Exercise aim. What is needed is an exact copy of the records, with the images left out.

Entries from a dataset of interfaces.

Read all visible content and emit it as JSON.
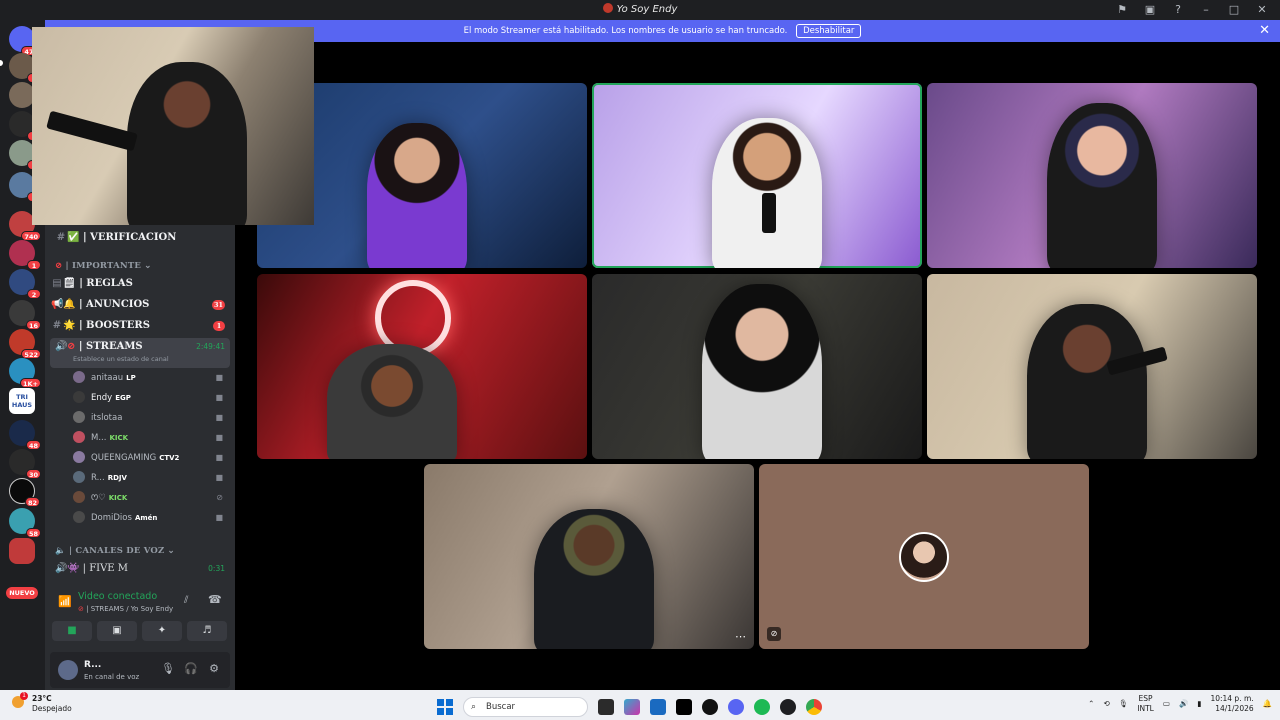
{
  "window": {
    "title": "Yo Soy Endy",
    "controls": [
      "⚑",
      "▣",
      "?",
      "–",
      "□",
      "✕"
    ]
  },
  "banner": {
    "text": "El modo Streamer está habilitado. Los nombres de usuario se han truncado.",
    "button": "Deshabilitar",
    "close": "✕"
  },
  "servers": [
    {
      "badge": "475"
    },
    {
      "badge": "2"
    },
    {
      "badge": ""
    },
    {
      "badge": "1"
    },
    {
      "badge": "1"
    },
    {
      "badge": "1"
    },
    {
      "badge": "740"
    },
    {
      "badge": "1"
    },
    {
      "badge": "2"
    },
    {
      "badge": "16"
    },
    {
      "badge": "522"
    },
    {
      "badge": "1K+"
    },
    {
      "badge": ""
    },
    {
      "badge": "48"
    },
    {
      "badge": "30"
    },
    {
      "badge": "82"
    },
    {
      "badge": "58"
    },
    {
      "badge": ""
    }
  ],
  "server_rail": {
    "tri_haus": "TRI HAUS",
    "nuevo": "NUEVO"
  },
  "sidebar": {
    "verificacion": "| VERIFICACION",
    "importante_category": "| IMPORTANTE",
    "reglas": "| REGLAS",
    "anuncios": "| ANUNCIOS",
    "anuncios_badge": "31",
    "boosters": "| BOOSTERS",
    "boosters_badge": "1",
    "streams": "| STREAMS",
    "streams_timer": "2:49:41",
    "streams_status": "Establece un estado de canal",
    "canales_category": "| CANALES DE VOZ",
    "five_m": "| FIVE M",
    "five_m_timer": "0:31"
  },
  "members": [
    {
      "name": "anitaau",
      "tag": "LP",
      "color": "#7a6a8a"
    },
    {
      "name": "Endy",
      "tag": "EGP",
      "color": "#3a3a3a"
    },
    {
      "name": "itslotaa",
      "tag": "",
      "color": "#6b6b6b"
    },
    {
      "name": "M...",
      "tag": "KICK",
      "color": "#c05060"
    },
    {
      "name": "QUEENGAMING",
      "tag": "CTV2",
      "color": "#8a7aa0"
    },
    {
      "name": "R...",
      "tag": "RDJV",
      "color": "#5a6a7a"
    },
    {
      "name": "ꯁ♡",
      "tag": "KICK",
      "color": "#6a4a3a"
    },
    {
      "name": "DomiDios",
      "tag": "Amén",
      "color": "#4a4a4a"
    }
  ],
  "voice": {
    "status": "Video conectado",
    "channel": "| STREAMS / Yo Soy Endy"
  },
  "user": {
    "name": "R...",
    "status": "En canal de voz"
  },
  "taskbar": {
    "temp": "23°C",
    "weather": "Despejado",
    "alert": "1",
    "search_placeholder": "Buscar",
    "lang1": "ESP",
    "lang2": "INTL",
    "time": "10:14 p. m.",
    "date": "14/1/2026"
  },
  "colors": {
    "accent": "#5865f2",
    "speaking": "#23a55a",
    "badge": "#f23f43",
    "sidebar": "#2b2d31"
  }
}
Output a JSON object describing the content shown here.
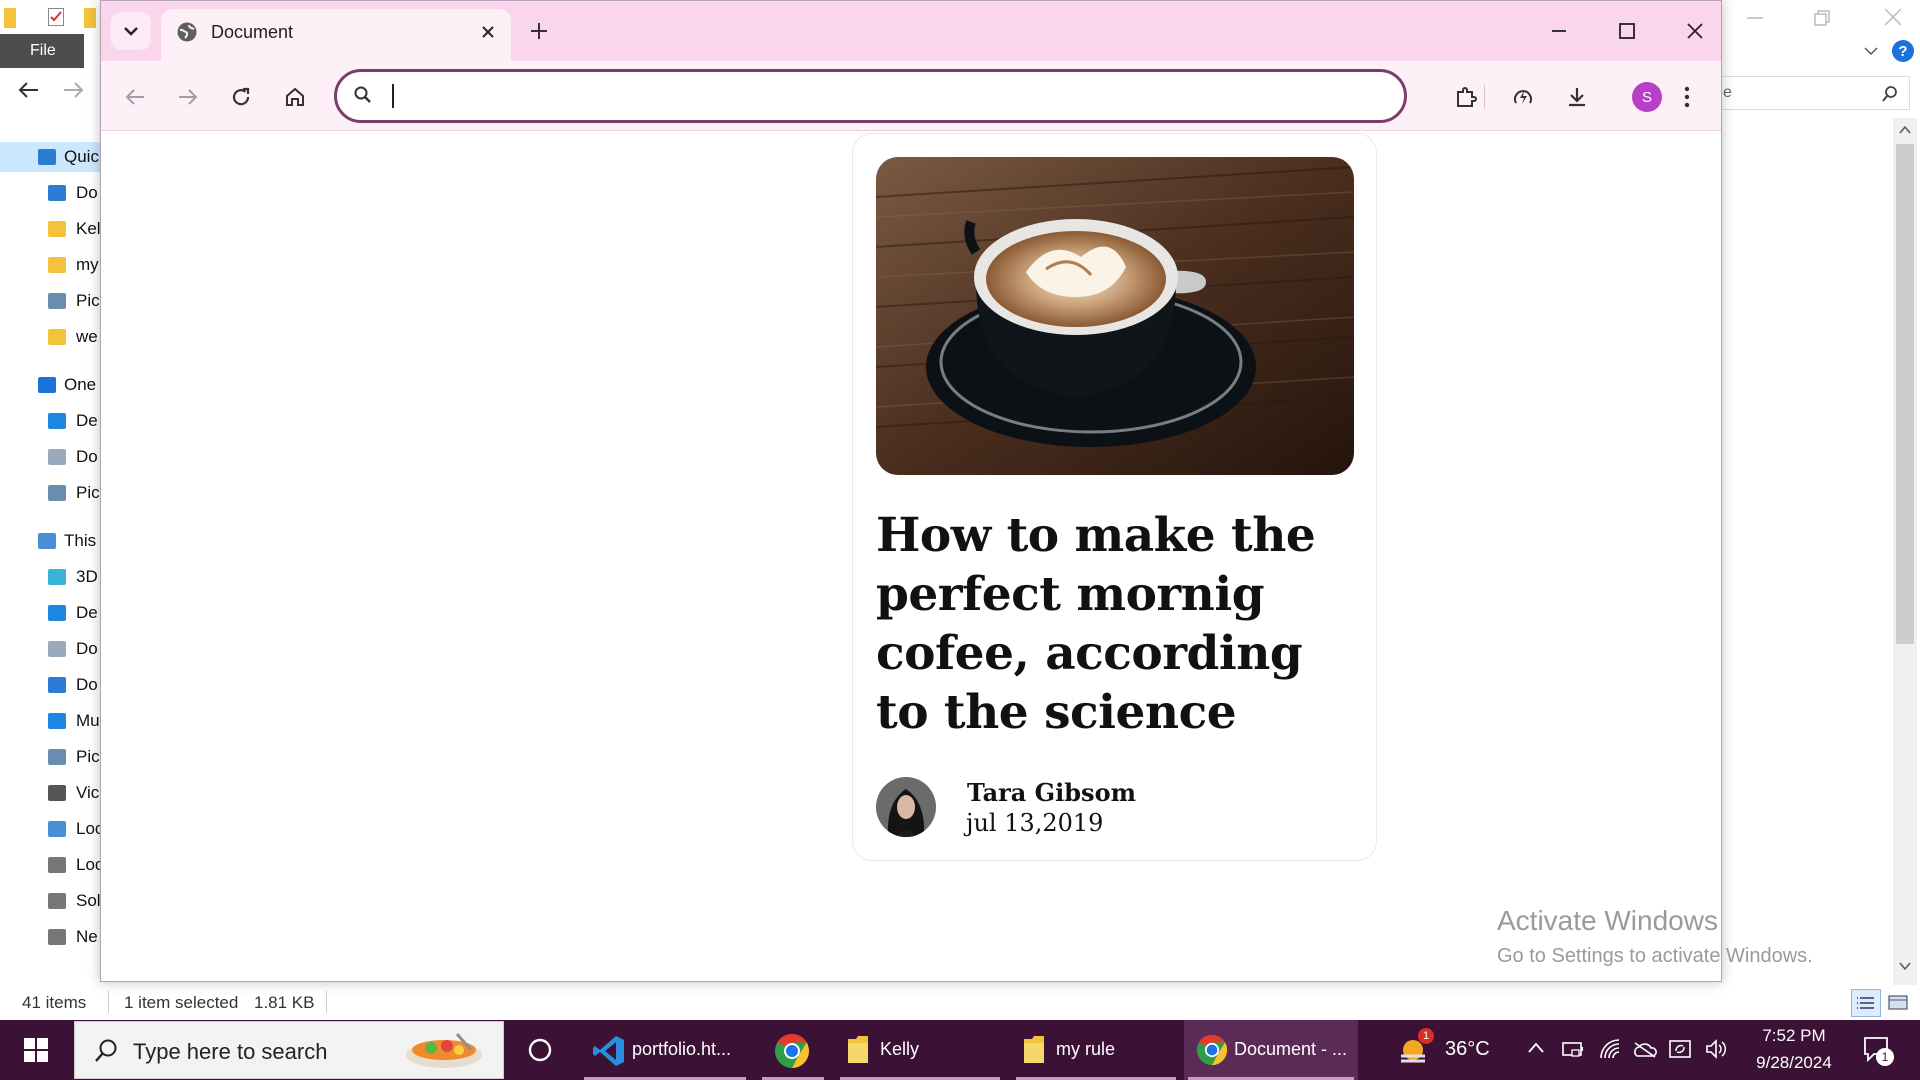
{
  "explorer": {
    "file_tab": "File",
    "tree": [
      {
        "label": "Quic",
        "icon": "star-icon",
        "color": "#2b7cd3",
        "selected": true
      },
      {
        "label": "Do",
        "icon": "download-icon",
        "color": "#2b7cd3"
      },
      {
        "label": "Kel",
        "icon": "folder-icon",
        "color": "#f3c33b"
      },
      {
        "label": "my",
        "icon": "folder-icon",
        "color": "#f3c33b"
      },
      {
        "label": "Pic",
        "icon": "pictures-icon",
        "color": "#6a8caf"
      },
      {
        "label": "we",
        "icon": "folder-icon",
        "color": "#f3c33b"
      },
      {
        "label": "One",
        "icon": "onedrive-icon",
        "color": "#1a73d9"
      },
      {
        "label": "De",
        "icon": "desktop-icon",
        "color": "#1c86e0"
      },
      {
        "label": "Do",
        "icon": "document-icon",
        "color": "#9ab"
      },
      {
        "label": "Pic",
        "icon": "pictures-icon",
        "color": "#6a8caf"
      },
      {
        "label": "This",
        "icon": "computer-icon",
        "color": "#4a8fd6"
      },
      {
        "label": "3D",
        "icon": "cube-icon",
        "color": "#3bb3d6"
      },
      {
        "label": "De",
        "icon": "desktop-icon",
        "color": "#1c86e0"
      },
      {
        "label": "Do",
        "icon": "document-icon",
        "color": "#9ab"
      },
      {
        "label": "Do",
        "icon": "download-icon",
        "color": "#2b7cd3"
      },
      {
        "label": "Mu",
        "icon": "music-icon",
        "color": "#1c86e0"
      },
      {
        "label": "Pic",
        "icon": "pictures-icon",
        "color": "#6a8caf"
      },
      {
        "label": "Vic",
        "icon": "video-icon",
        "color": "#555"
      },
      {
        "label": "Loc",
        "icon": "drive-icon",
        "color": "#4a8fd6"
      },
      {
        "label": "Loc",
        "icon": "drive-icon",
        "color": "#777"
      },
      {
        "label": "Sol",
        "icon": "drive-icon",
        "color": "#777"
      },
      {
        "label": "Ne",
        "icon": "drive-icon",
        "color": "#777"
      }
    ],
    "status_items": "41 items",
    "status_selected": "1 item selected",
    "status_size": "1.81 KB",
    "search_placeholder_fragment": "e"
  },
  "browser": {
    "tab_title": "Document",
    "address_value": "",
    "profile_initial": "S",
    "accent": "#7d3c6b",
    "tabstrip_color": "#f9d6eb"
  },
  "page": {
    "title": "How to make the perfect mornig cofee, according to the science",
    "author": "Tara Gibsom",
    "date": "jul 13,2019"
  },
  "watermark": {
    "title": "Activate Windows",
    "subtitle": "Go to Settings to activate Windows."
  },
  "taskbar": {
    "search_placeholder": "Type here to search",
    "apps": [
      {
        "label": "portfolio.ht...",
        "icon": "vscode-icon"
      },
      {
        "label": "",
        "icon": "chrome-icon"
      },
      {
        "label": "Kelly",
        "icon": "folder-icon"
      },
      {
        "label": "my rule",
        "icon": "folder-icon"
      },
      {
        "label": "Document - ...",
        "icon": "chrome-icon"
      }
    ],
    "weather_temp": "36°C",
    "weather_badge": "1",
    "notification_count": "1",
    "time": "7:52 PM",
    "date": "9/28/2024"
  }
}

Response.
Read all visible content and emit it as JSON.
{
  "window": {
    "title": "Yo Soy Endy",
    "controls": [
      "⚑",
      "▣",
      "?",
      "–",
      "□",
      "✕"
    ]
  },
  "banner": {
    "text": "El modo Streamer está habilitado. Los nombres de usuario se han truncado.",
    "button": "Deshabilitar",
    "close": "✕"
  },
  "servers": [
    {
      "badge": "475"
    },
    {
      "badge": "2"
    },
    {
      "badge": ""
    },
    {
      "badge": "1"
    },
    {
      "badge": "1"
    },
    {
      "badge": "1"
    },
    {
      "badge": "740"
    },
    {
      "badge": "1"
    },
    {
      "badge": "2"
    },
    {
      "badge": "16"
    },
    {
      "badge": "522"
    },
    {
      "badge": "1K+"
    },
    {
      "badge": ""
    },
    {
      "badge": "48"
    },
    {
      "badge": "30"
    },
    {
      "badge": "82"
    },
    {
      "badge": "58"
    },
    {
      "badge": ""
    }
  ],
  "server_rail": {
    "tri_haus": "TRI HAUS",
    "nuevo": "NUEVO"
  },
  "sidebar": {
    "verificacion": "| VERIFICACION",
    "importante_category": "| IMPORTANTE",
    "reglas": "| REGLAS",
    "anuncios": "| ANUNCIOS",
    "anuncios_badge": "31",
    "boosters": "| BOOSTERS",
    "boosters_badge": "1",
    "streams": "| STREAMS",
    "streams_timer": "2:49:41",
    "streams_status": "Establece un estado de canal",
    "canales_category": "| CANALES DE VOZ",
    "five_m": "| FIVE M",
    "five_m_timer": "0:31"
  },
  "members": [
    {
      "name": "anitaau",
      "tag": "LP",
      "color": "#7a6a8a"
    },
    {
      "name": "Endy",
      "tag": "EGP",
      "color": "#3a3a3a"
    },
    {
      "name": "itslotaa",
      "tag": "",
      "color": "#6b6b6b"
    },
    {
      "name": "M...",
      "tag": "KICK",
      "color": "#c05060"
    },
    {
      "name": "QUEENGAMING",
      "tag": "CTV2",
      "color": "#8a7aa0"
    },
    {
      "name": "R...",
      "tag": "RDJV",
      "color": "#5a6a7a"
    },
    {
      "name": "ꯁ♡",
      "tag": "KICK",
      "color": "#6a4a3a"
    },
    {
      "name": "DomiDios",
      "tag": "Amén",
      "color": "#4a4a4a"
    }
  ],
  "voice": {
    "status": "Video conectado",
    "channel": "| STREAMS / Yo Soy Endy"
  },
  "user": {
    "name": "R...",
    "status": "En canal de voz"
  },
  "taskbar": {
    "temp": "23°C",
    "weather": "Despejado",
    "alert": "1",
    "search_placeholder": "Buscar",
    "lang1": "ESP",
    "lang2": "INTL",
    "time": "10:14 p. m.",
    "date": "14/1/2026"
  },
  "colors": {
    "accent": "#5865f2",
    "speaking": "#23a55a",
    "badge": "#f23f43",
    "sidebar": "#2b2d31"
  }
}
Output a JSON object describing the content shown here.
{
  "explorer": {
    "file_tab": "File",
    "tree": [
      {
        "label": "Quic",
        "icon": "star-icon",
        "color": "#2b7cd3",
        "selected": true
      },
      {
        "label": "Do",
        "icon": "download-icon",
        "color": "#2b7cd3"
      },
      {
        "label": "Kel",
        "icon": "folder-icon",
        "color": "#f3c33b"
      },
      {
        "label": "my",
        "icon": "folder-icon",
        "color": "#f3c33b"
      },
      {
        "label": "Pic",
        "icon": "pictures-icon",
        "color": "#6a8caf"
      },
      {
        "label": "we",
        "icon": "folder-icon",
        "color": "#f3c33b"
      },
      {
        "label": "One",
        "icon": "onedrive-icon",
        "color": "#1a73d9"
      },
      {
        "label": "De",
        "icon": "desktop-icon",
        "color": "#1c86e0"
      },
      {
        "label": "Do",
        "icon": "document-icon",
        "color": "#9ab"
      },
      {
        "label": "Pic",
        "icon": "pictures-icon",
        "color": "#6a8caf"
      },
      {
        "label": "This",
        "icon": "computer-icon",
        "color": "#4a8fd6"
      },
      {
        "label": "3D",
        "icon": "cube-icon",
        "color": "#3bb3d6"
      },
      {
        "label": "De",
        "icon": "desktop-icon",
        "color": "#1c86e0"
      },
      {
        "label": "Do",
        "icon": "document-icon",
        "color": "#9ab"
      },
      {
        "label": "Do",
        "icon": "download-icon",
        "color": "#2b7cd3"
      },
      {
        "label": "Mu",
        "icon": "music-icon",
        "color": "#1c86e0"
      },
      {
        "label": "Pic",
        "icon": "pictures-icon",
        "color": "#6a8caf"
      },
      {
        "label": "Vic",
        "icon": "video-icon",
        "color": "#555"
      },
      {
        "label": "Loc",
        "icon": "drive-icon",
        "color": "#4a8fd6"
      },
      {
        "label": "Loc",
        "icon": "drive-icon",
        "color": "#777"
      },
      {
        "label": "Sol",
        "icon": "drive-icon",
        "color": "#777"
      },
      {
        "label": "Ne",
        "icon": "drive-icon",
        "color": "#777"
      }
    ],
    "status_items": "41 items",
    "status_selected": "1 item selected",
    "status_size": "1.81 KB",
    "search_placeholder_fragment": "e"
  },
  "browser": {
    "tab_title": "Document",
    "address_value": "",
    "profile_initial": "S",
    "accent": "#7d3c6b",
    "tabstrip_color": "#f9d6eb"
  },
  "page": {
    "title": "How to make the perfect mornig cofee, according to the science",
    "author": "Tara Gibsom",
    "date": "jul 13,2019"
  },
  "watermark": {
    "title": "Activate Windows",
    "subtitle": "Go to Settings to activate Windows."
  },
  "taskbar": {
    "search_placeholder": "Type here to search",
    "apps": [
      {
        "label": "portfolio.ht...",
        "icon": "vscode-icon"
      },
      {
        "label": "",
        "icon": "chrome-icon"
      },
      {
        "label": "Kelly",
        "icon": "folder-icon"
      },
      {
        "label": "my rule",
        "icon": "folder-icon"
      },
      {
        "label": "Document - ...",
        "icon": "chrome-icon"
      }
    ],
    "weather_temp": "36°C",
    "weather_badge": "1",
    "notification_count": "1",
    "time": "7:52 PM",
    "date": "9/28/2024"
  }
}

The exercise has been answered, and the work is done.